• What is expected: Which lines in the data below contain the word "heading"? Copy each of them.

• Records for the exercise:
+ + +

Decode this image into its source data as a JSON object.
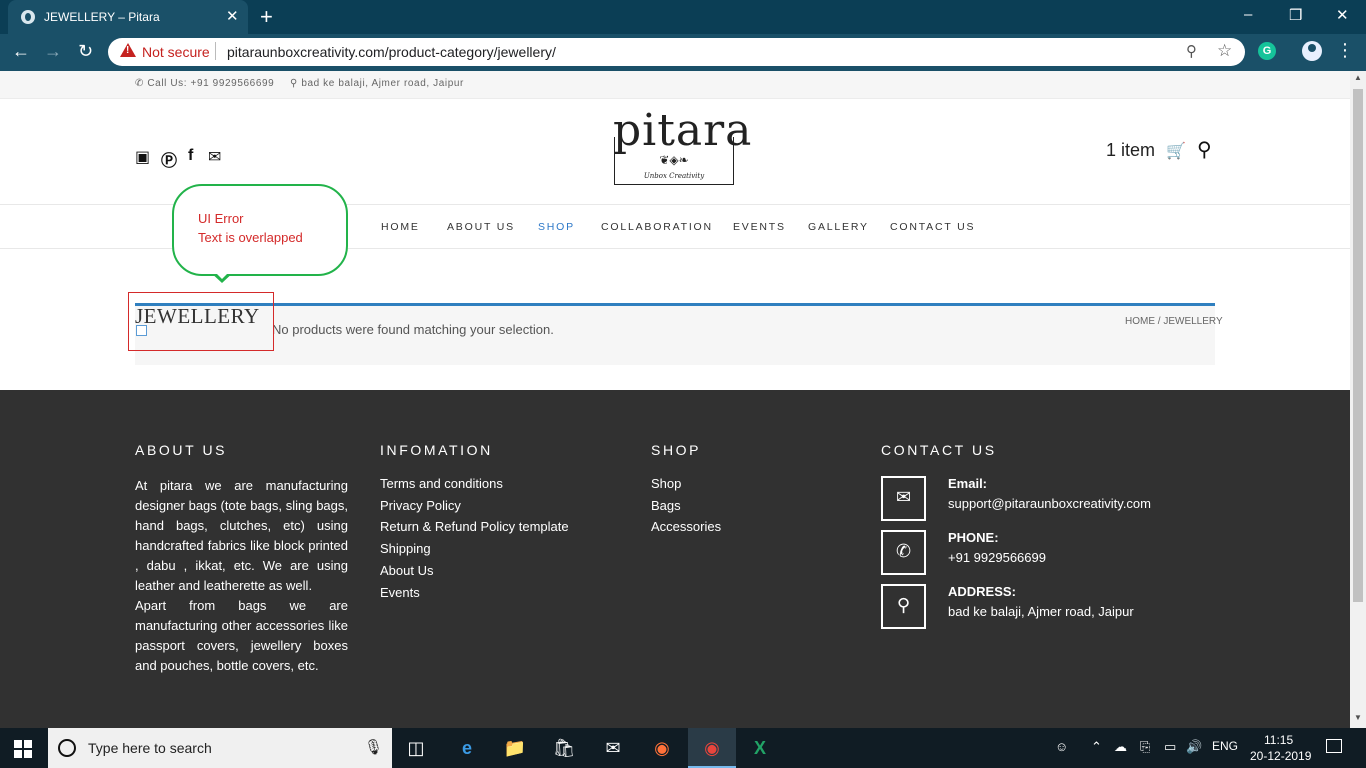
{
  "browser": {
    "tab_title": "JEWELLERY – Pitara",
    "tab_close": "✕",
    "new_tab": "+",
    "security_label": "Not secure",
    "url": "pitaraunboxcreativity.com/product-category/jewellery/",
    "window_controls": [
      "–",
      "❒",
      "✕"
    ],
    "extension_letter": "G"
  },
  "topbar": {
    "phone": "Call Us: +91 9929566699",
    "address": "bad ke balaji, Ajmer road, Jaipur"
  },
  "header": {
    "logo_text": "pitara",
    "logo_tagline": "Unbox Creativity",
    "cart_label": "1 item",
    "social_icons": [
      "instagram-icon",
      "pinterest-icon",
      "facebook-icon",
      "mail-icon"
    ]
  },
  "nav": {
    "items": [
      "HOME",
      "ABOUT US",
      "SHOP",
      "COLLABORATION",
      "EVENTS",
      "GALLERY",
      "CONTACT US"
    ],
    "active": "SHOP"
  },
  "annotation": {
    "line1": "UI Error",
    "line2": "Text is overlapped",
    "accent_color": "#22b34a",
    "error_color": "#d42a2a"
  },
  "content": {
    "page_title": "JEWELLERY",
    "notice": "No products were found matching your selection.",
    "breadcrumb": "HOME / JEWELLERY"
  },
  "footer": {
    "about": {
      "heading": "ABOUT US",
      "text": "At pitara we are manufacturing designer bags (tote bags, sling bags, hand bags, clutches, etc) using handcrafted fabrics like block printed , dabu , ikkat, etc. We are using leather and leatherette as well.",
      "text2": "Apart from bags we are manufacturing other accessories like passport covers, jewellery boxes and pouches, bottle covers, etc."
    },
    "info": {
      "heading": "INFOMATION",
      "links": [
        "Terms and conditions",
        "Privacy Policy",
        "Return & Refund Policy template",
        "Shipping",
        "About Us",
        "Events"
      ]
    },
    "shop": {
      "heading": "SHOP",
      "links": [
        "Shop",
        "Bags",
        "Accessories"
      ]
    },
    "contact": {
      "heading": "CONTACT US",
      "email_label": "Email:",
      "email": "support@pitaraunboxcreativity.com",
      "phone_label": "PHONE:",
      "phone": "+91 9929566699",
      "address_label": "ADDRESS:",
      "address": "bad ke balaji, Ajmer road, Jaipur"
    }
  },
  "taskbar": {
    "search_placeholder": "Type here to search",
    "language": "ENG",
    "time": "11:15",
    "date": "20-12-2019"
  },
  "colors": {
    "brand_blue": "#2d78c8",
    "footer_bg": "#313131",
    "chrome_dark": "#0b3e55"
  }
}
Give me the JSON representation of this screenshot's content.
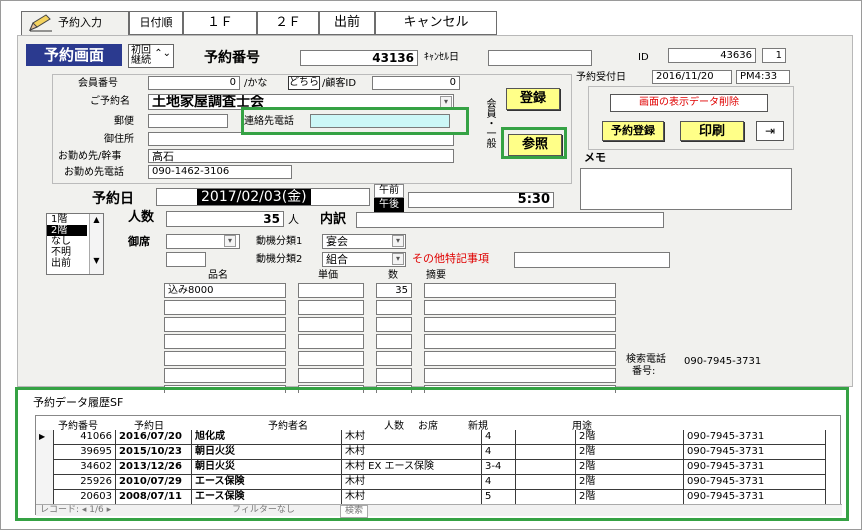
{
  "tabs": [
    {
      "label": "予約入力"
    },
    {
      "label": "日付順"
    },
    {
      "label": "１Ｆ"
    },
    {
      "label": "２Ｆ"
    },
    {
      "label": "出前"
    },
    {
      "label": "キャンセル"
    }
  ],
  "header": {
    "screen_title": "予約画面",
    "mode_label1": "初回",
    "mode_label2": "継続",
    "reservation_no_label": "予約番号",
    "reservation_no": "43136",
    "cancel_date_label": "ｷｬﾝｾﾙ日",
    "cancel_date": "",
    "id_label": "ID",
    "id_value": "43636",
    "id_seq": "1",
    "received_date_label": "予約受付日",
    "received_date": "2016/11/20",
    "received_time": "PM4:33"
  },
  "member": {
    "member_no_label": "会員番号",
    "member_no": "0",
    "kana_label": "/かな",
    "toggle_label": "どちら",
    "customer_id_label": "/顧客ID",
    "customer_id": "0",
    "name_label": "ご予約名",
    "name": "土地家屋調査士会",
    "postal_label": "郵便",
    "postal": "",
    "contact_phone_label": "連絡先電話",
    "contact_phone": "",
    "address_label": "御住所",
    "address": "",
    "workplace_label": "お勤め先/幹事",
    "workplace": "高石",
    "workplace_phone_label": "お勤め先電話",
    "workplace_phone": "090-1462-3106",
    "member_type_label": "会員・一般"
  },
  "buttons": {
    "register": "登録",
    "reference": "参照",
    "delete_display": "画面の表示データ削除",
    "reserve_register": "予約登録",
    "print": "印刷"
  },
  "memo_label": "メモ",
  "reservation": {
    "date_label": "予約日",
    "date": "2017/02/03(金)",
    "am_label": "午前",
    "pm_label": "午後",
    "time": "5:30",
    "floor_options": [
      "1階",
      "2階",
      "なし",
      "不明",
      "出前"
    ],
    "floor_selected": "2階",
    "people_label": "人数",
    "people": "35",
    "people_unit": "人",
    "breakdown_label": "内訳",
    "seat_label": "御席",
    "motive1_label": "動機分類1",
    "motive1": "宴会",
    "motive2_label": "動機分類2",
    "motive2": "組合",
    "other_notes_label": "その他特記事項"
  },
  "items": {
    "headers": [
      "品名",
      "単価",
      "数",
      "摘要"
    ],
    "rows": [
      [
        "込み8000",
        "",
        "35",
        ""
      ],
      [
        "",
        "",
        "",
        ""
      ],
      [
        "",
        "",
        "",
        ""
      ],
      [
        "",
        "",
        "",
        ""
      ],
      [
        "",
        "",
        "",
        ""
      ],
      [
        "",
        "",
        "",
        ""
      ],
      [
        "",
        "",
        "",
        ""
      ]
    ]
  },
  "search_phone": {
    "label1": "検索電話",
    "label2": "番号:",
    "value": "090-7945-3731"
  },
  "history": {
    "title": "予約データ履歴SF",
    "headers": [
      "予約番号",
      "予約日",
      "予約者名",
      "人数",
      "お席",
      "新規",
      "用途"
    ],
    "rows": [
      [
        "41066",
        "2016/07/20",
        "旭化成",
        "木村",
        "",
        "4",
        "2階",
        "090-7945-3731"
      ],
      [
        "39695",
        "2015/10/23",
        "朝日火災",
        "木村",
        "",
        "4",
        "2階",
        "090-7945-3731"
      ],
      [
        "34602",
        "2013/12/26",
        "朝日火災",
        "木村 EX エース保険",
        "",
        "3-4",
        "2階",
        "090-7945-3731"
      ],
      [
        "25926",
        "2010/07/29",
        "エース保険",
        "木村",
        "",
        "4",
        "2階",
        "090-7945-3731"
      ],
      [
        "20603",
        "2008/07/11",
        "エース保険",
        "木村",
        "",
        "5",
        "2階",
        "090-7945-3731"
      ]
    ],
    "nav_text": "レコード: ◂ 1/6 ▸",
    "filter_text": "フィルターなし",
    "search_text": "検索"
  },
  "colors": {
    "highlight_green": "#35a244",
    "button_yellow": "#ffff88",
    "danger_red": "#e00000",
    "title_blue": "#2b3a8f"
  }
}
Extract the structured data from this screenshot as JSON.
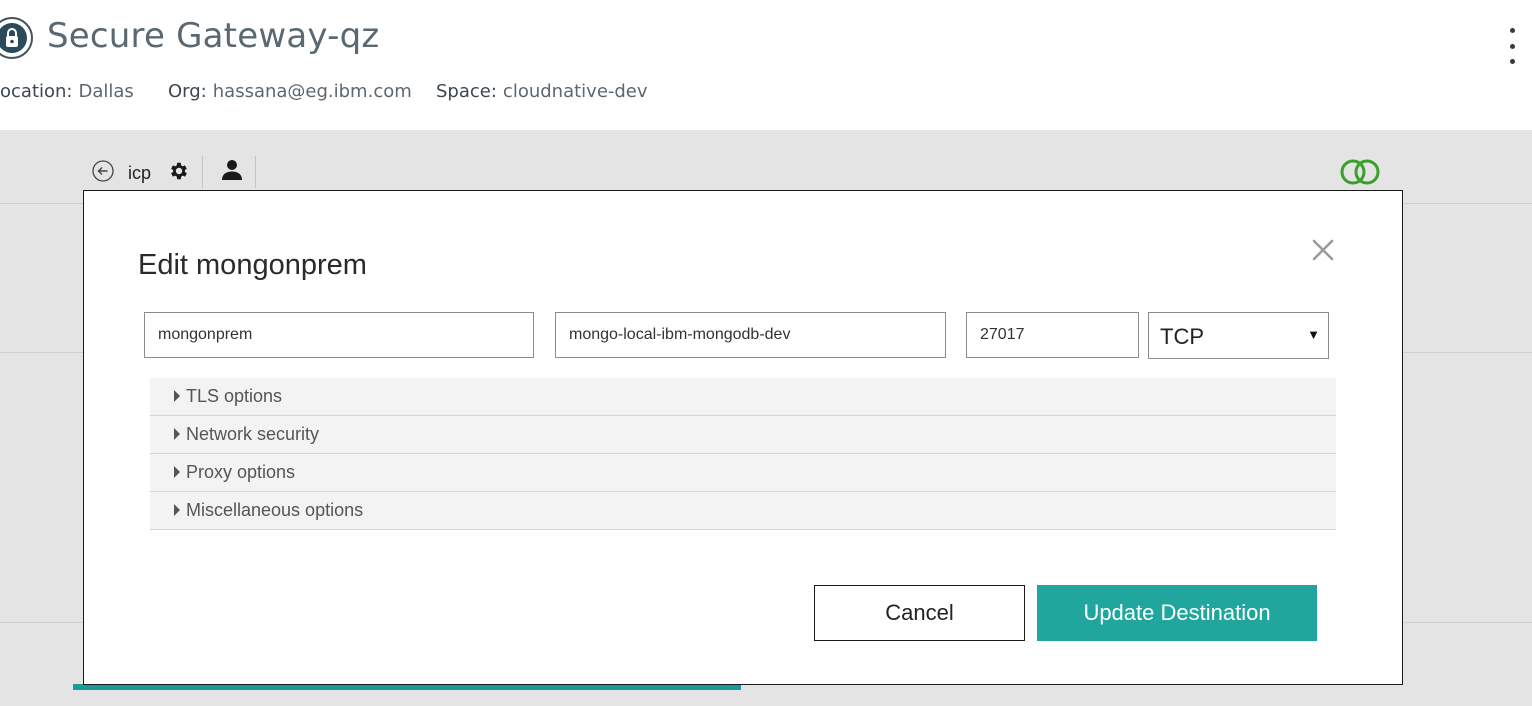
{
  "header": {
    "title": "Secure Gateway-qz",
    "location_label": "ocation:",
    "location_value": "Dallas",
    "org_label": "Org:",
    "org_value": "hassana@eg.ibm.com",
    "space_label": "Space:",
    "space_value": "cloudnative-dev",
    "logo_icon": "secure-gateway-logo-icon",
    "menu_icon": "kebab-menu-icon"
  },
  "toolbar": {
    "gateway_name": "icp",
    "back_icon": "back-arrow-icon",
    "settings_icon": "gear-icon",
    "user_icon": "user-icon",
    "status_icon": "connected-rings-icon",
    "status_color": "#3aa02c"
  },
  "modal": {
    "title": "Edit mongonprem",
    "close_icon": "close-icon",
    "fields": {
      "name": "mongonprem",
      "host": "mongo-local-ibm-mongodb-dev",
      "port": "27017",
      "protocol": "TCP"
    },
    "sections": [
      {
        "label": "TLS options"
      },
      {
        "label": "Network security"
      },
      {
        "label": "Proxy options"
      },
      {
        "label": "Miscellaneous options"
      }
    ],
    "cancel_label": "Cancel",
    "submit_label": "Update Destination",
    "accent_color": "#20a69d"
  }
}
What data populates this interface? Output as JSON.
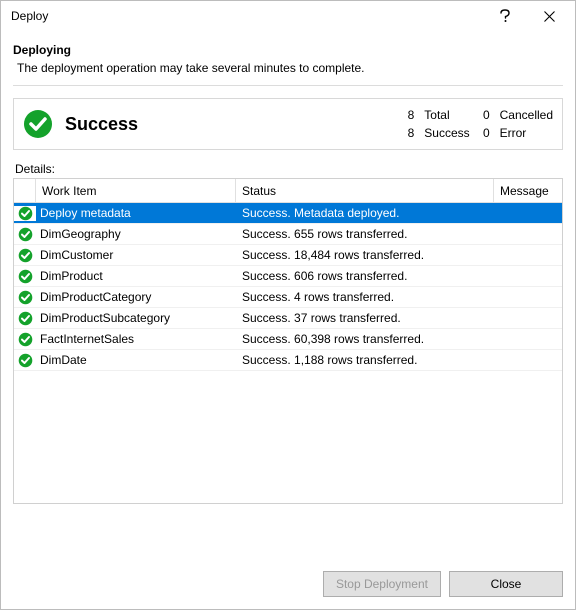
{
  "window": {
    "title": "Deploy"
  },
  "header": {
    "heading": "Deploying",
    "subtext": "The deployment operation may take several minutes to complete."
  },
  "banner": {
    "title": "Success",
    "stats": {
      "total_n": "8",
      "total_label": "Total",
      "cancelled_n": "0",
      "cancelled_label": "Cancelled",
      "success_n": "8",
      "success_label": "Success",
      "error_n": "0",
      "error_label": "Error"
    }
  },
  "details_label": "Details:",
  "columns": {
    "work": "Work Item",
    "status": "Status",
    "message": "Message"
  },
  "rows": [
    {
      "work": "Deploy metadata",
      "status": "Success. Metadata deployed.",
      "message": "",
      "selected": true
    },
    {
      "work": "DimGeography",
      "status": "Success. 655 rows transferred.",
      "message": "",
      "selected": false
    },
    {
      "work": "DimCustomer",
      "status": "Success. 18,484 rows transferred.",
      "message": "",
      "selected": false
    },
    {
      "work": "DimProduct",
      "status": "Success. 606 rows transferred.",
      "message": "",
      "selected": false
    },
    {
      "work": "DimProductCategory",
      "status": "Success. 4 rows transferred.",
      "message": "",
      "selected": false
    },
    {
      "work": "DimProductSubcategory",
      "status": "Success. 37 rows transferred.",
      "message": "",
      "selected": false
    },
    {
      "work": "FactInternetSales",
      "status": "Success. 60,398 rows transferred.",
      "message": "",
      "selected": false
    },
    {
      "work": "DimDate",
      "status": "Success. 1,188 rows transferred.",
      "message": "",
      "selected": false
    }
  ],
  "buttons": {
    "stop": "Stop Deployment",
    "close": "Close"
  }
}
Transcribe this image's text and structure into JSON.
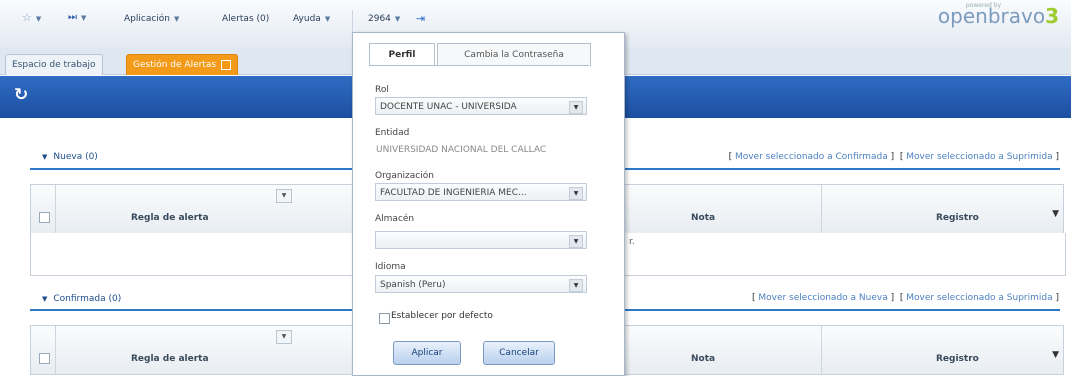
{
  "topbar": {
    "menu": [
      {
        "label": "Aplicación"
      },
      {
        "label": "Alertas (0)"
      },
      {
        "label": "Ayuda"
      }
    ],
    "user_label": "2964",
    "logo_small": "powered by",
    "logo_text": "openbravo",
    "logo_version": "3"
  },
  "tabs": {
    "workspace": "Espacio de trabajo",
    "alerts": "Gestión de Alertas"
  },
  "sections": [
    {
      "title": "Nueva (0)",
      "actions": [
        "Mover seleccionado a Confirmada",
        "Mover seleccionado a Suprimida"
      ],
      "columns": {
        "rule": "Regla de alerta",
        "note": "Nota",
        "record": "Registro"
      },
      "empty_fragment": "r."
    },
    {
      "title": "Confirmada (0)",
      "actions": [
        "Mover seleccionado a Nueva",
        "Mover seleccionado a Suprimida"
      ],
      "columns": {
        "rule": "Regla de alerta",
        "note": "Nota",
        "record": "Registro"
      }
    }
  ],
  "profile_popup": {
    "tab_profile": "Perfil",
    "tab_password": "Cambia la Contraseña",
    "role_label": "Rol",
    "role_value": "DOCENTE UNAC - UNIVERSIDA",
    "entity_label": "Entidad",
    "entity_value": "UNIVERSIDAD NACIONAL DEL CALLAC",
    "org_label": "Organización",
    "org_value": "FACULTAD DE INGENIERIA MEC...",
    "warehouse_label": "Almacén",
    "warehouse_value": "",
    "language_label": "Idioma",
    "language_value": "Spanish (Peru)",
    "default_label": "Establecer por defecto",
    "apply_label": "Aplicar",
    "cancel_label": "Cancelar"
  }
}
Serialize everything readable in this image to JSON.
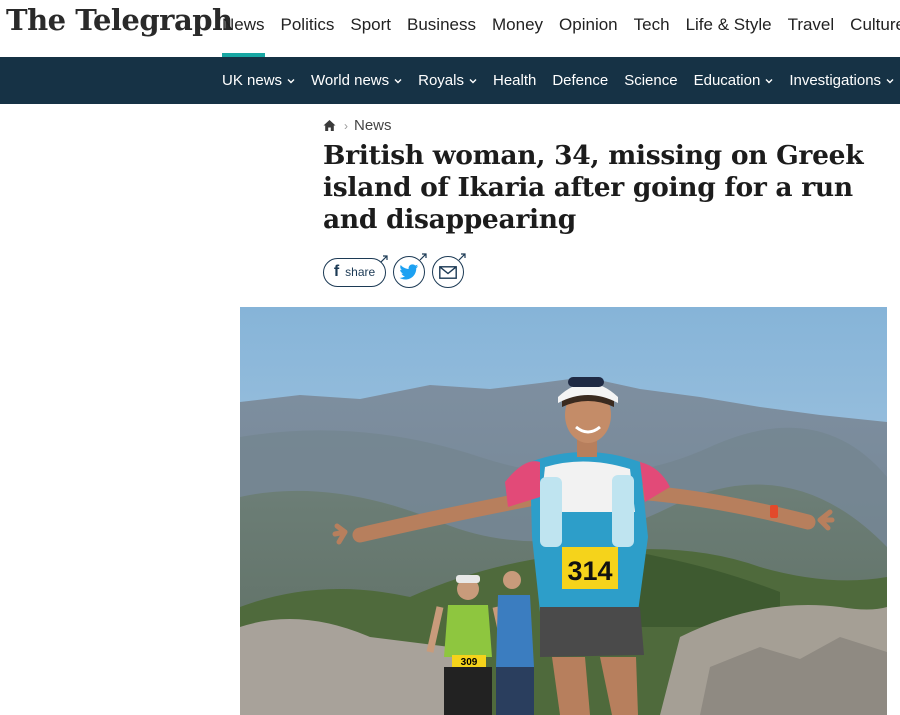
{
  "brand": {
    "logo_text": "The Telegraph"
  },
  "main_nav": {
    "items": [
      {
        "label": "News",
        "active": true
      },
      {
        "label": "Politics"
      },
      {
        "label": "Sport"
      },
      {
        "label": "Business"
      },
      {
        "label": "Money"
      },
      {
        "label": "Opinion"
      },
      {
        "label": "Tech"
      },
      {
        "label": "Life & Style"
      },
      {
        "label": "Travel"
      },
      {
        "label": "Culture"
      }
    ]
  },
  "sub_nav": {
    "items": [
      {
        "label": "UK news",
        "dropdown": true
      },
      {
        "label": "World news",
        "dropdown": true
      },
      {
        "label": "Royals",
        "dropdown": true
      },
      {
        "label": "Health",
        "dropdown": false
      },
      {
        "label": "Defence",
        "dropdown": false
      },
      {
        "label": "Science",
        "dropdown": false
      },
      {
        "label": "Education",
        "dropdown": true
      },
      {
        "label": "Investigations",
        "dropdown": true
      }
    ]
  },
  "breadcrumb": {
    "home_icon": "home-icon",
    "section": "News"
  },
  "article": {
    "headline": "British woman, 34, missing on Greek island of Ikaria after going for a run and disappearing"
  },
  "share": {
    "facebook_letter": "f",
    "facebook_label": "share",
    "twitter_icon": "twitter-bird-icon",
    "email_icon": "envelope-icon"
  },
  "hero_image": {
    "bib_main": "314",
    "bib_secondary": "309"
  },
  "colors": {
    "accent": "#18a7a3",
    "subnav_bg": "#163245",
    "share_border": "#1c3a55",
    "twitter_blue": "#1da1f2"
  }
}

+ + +

• Solution for this exercise:
      "heading": "ABOUT US",
      "heading": "INFOMATION",
      "heading": "SHOP",
      "heading": "CONTACT US",
    "heading": "Deploying",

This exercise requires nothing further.